*** Opening of INFORMATION PROVIDED ***
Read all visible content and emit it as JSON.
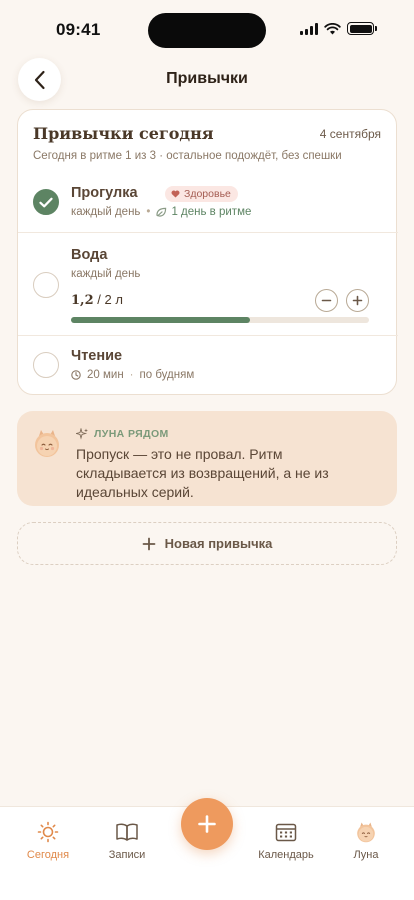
{
  "status_bar": {
    "time": "09:41"
  },
  "header": {
    "title": "Привычки"
  },
  "today_card": {
    "title": "Привычки сегодня",
    "date": "4 сентября",
    "subtitle": "Сегодня в ритме 1 из 3 · остальное подождёт, без спешки"
  },
  "habits": [
    {
      "name": "Прогулка",
      "done": true,
      "tag": "Здоровье",
      "frequency": "каждый день",
      "streak": "1 день в ритме"
    },
    {
      "name": "Вода",
      "done": false,
      "frequency": "каждый день",
      "amount_current": "1,2",
      "amount_goal": "/ 2 л",
      "progress": 0.6
    },
    {
      "name": "Чтение",
      "done": false,
      "duration": "20 мин",
      "schedule": "по будням"
    }
  ],
  "luna_note": {
    "label": "ЛУНА РЯДОМ",
    "text": "Пропуск — это не провал. Ритм складывается из возвращений, а не из идеальных серий."
  },
  "new_habit": {
    "label": "Новая привычка"
  },
  "tabs": [
    {
      "label": "Сегодня",
      "icon": "sun-icon",
      "active": true
    },
    {
      "label": "Записи",
      "icon": "book-icon",
      "active": false
    },
    {
      "label": "Календарь",
      "icon": "calendar-icon",
      "active": false
    },
    {
      "label": "Луна",
      "icon": "luna-icon",
      "active": false
    }
  ],
  "colors": {
    "background": "#fbf6f1",
    "accent_orange": "#ee9a5e",
    "green": "#5d8463",
    "luna_card": "#f6e3d2"
  }
}
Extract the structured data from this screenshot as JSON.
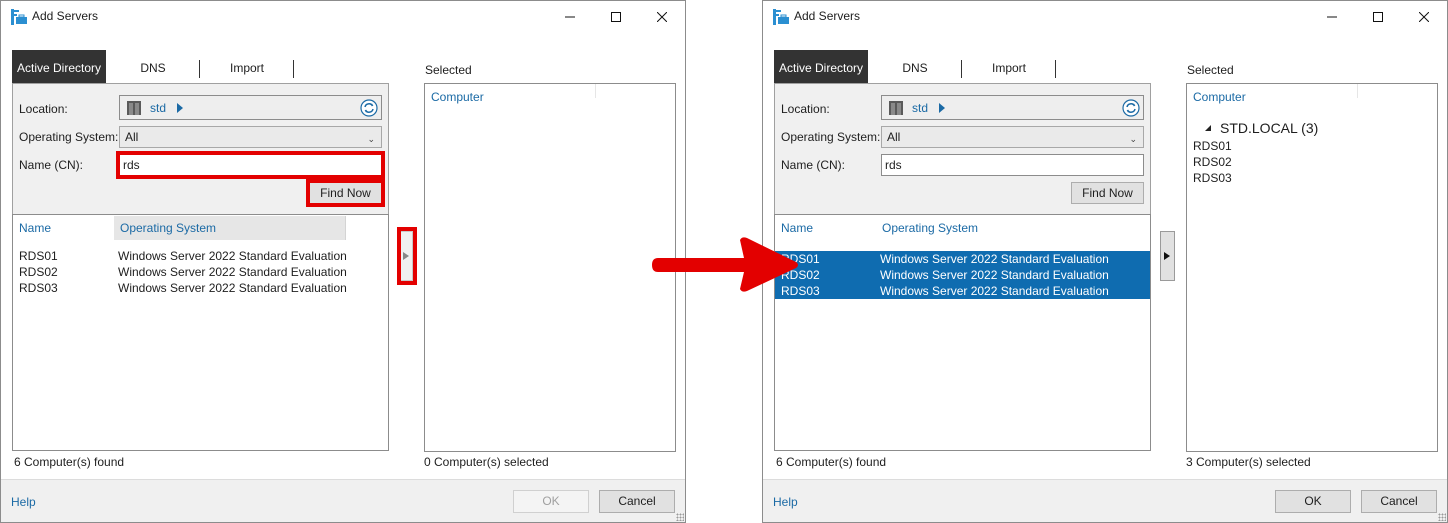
{
  "dialogs": [
    {
      "title": "Add Servers",
      "tabs": [
        "Active Directory",
        "DNS",
        "Import"
      ],
      "active_tab": "Active Directory",
      "location_label": "Location:",
      "location_value": "std",
      "os_label": "Operating System:",
      "os_value": "All",
      "name_label": "Name (CN):",
      "name_value": "rds",
      "find_now": "Find Now",
      "columns": [
        "Name",
        "Operating System"
      ],
      "results": [
        {
          "name": "RDS01",
          "os": "Windows Server 2022 Standard Evaluation"
        },
        {
          "name": "RDS02",
          "os": "Windows Server 2022 Standard Evaluation"
        },
        {
          "name": "RDS03",
          "os": "Windows Server 2022 Standard Evaluation"
        }
      ],
      "selected_label": "Selected",
      "selected_column": "Computer",
      "selected_group": "",
      "selected_items": [],
      "found_status": "6 Computer(s) found",
      "selected_status": "0 Computer(s) selected",
      "help": "Help",
      "ok": "OK",
      "cancel": "Cancel",
      "ok_enabled": false,
      "rows_selected": false,
      "highlights": [
        "name-input",
        "find-now-button",
        "add-to-selected-button"
      ]
    },
    {
      "title": "Add Servers",
      "tabs": [
        "Active Directory",
        "DNS",
        "Import"
      ],
      "active_tab": "Active Directory",
      "location_label": "Location:",
      "location_value": "std",
      "os_label": "Operating System:",
      "os_value": "All",
      "name_label": "Name (CN):",
      "name_value": "rds",
      "find_now": "Find Now",
      "columns": [
        "Name",
        "Operating System"
      ],
      "results": [
        {
          "name": "RDS01",
          "os": "Windows Server 2022 Standard Evaluation"
        },
        {
          "name": "RDS02",
          "os": "Windows Server 2022 Standard Evaluation"
        },
        {
          "name": "RDS03",
          "os": "Windows Server 2022 Standard Evaluation"
        }
      ],
      "selected_label": "Selected",
      "selected_column": "Computer",
      "selected_group": "STD.LOCAL (3)",
      "selected_items": [
        "RDS01",
        "RDS02",
        "RDS03"
      ],
      "found_status": "6 Computer(s) found",
      "selected_status": "3 Computer(s) selected",
      "help": "Help",
      "ok": "OK",
      "cancel": "Cancel",
      "ok_enabled": true,
      "rows_selected": true,
      "highlights": []
    }
  ],
  "colors": {
    "accent_blue": "#1b6aa5",
    "selection_blue": "#0f6cb0",
    "annotation_red": "#e30000",
    "active_tab_bg": "#333333"
  },
  "icons": {
    "app": "server-manager-icon",
    "location": "domain-icon",
    "refresh": "refresh-icon",
    "annotation": "red-arrow-icon"
  }
}
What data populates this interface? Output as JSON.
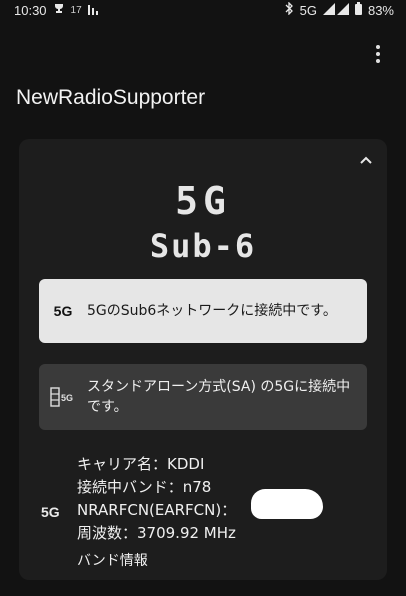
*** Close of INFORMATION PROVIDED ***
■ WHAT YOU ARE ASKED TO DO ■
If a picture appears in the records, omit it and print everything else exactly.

■ RESPONSE AREA ■
Read all visible content and emit it as JSON.
{
  "status_bar": {
    "time": "09:41"
  },
  "header": {
    "title": "Привычки"
  },
  "today_card": {
    "title": "Привычки сегодня",
    "date": "4 сентября",
    "subtitle": "Сегодня в ритме 1 из 3 · остальное подождёт, без спешки"
  },
  "habits": [
    {
      "name": "Прогулка",
      "done": true,
      "tag": "Здоровье",
      "frequency": "каждый день",
      "streak": "1 день в ритме"
    },
    {
      "name": "Вода",
      "done": false,
      "frequency": "каждый день",
      "amount_current": "1,2",
      "amount_goal": "/ 2 л",
      "progress": 0.6
    },
    {
      "name": "Чтение",
      "done": false,
      "duration": "20 мин",
      "schedule": "по будням"
    }
  ],
  "luna_note": {
    "label": "ЛУНА РЯДОМ",
    "text": "Пропуск — это не провал. Ритм складывается из возвращений, а не из идеальных серий."
  },
  "new_habit": {
    "label": "Новая привычка"
  },
  "tabs": [
    {
      "label": "Сегодня",
      "icon": "sun-icon",
      "active": true
    },
    {
      "label": "Записи",
      "icon": "book-icon",
      "active": false
    },
    {
      "label": "Календарь",
      "icon": "calendar-icon",
      "active": false
    },
    {
      "label": "Луна",
      "icon": "luna-icon",
      "active": false
    }
  ],
  "colors": {
    "background": "#fbf6f1",
    "accent_orange": "#ee9a5e",
    "green": "#5d8463",
    "luna_card": "#f6e3d2"
  }
}
Extract the structured data from this screenshot as JSON.
{
  "dialogs": [
    {
      "title": "Add Servers",
      "tabs": [
        "Active Directory",
        "DNS",
        "Import"
      ],
      "active_tab": "Active Directory",
      "location_label": "Location:",
      "location_value": "std",
      "os_label": "Operating System:",
      "os_value": "All",
      "name_label": "Name (CN):",
      "name_value": "rds",
      "find_now": "Find Now",
      "columns": [
        "Name",
        "Operating System"
      ],
      "results": [
        {
          "name": "RDS01",
          "os": "Windows Server 2022 Standard Evaluation"
        },
        {
          "name": "RDS02",
          "os": "Windows Server 2022 Standard Evaluation"
        },
        {
          "name": "RDS03",
          "os": "Windows Server 2022 Standard Evaluation"
        }
      ],
      "selected_label": "Selected",
      "selected_column": "Computer",
      "selected_group": "",
      "selected_items": [],
      "found_status": "6 Computer(s) found",
      "selected_status": "0 Computer(s) selected",
      "help": "Help",
      "ok": "OK",
      "cancel": "Cancel",
      "ok_enabled": false,
      "rows_selected": false,
      "highlights": [
        "name-input",
        "find-now-button",
        "add-to-selected-button"
      ]
    },
    {
      "title": "Add Servers",
      "tabs": [
        "Active Directory",
        "DNS",
        "Import"
      ],
      "active_tab": "Active Directory",
      "location_label": "Location:",
      "location_value": "std",
      "os_label": "Operating System:",
      "os_value": "All",
      "name_label": "Name (CN):",
      "name_value": "rds",
      "find_now": "Find Now",
      "columns": [
        "Name",
        "Operating System"
      ],
      "results": [
        {
          "name": "RDS01",
          "os": "Windows Server 2022 Standard Evaluation"
        },
        {
          "name": "RDS02",
          "os": "Windows Server 2022 Standard Evaluation"
        },
        {
          "name": "RDS03",
          "os": "Windows Server 2022 Standard Evaluation"
        }
      ],
      "selected_label": "Selected",
      "selected_column": "Computer",
      "selected_group": "STD.LOCAL (3)",
      "selected_items": [
        "RDS01",
        "RDS02",
        "RDS03"
      ],
      "found_status": "6 Computer(s) found",
      "selected_status": "3 Computer(s) selected",
      "help": "Help",
      "ok": "OK",
      "cancel": "Cancel",
      "ok_enabled": true,
      "rows_selected": true,
      "highlights": []
    }
  ],
  "colors": {
    "accent_blue": "#1b6aa5",
    "selection_blue": "#0f6cb0",
    "annotation_red": "#e30000",
    "active_tab_bg": "#333333"
  },
  "icons": {
    "app": "server-manager-icon",
    "location": "domain-icon",
    "refresh": "refresh-icon",
    "annotation": "red-arrow-icon"
  }
}
What data populates this interface? Output as JSON.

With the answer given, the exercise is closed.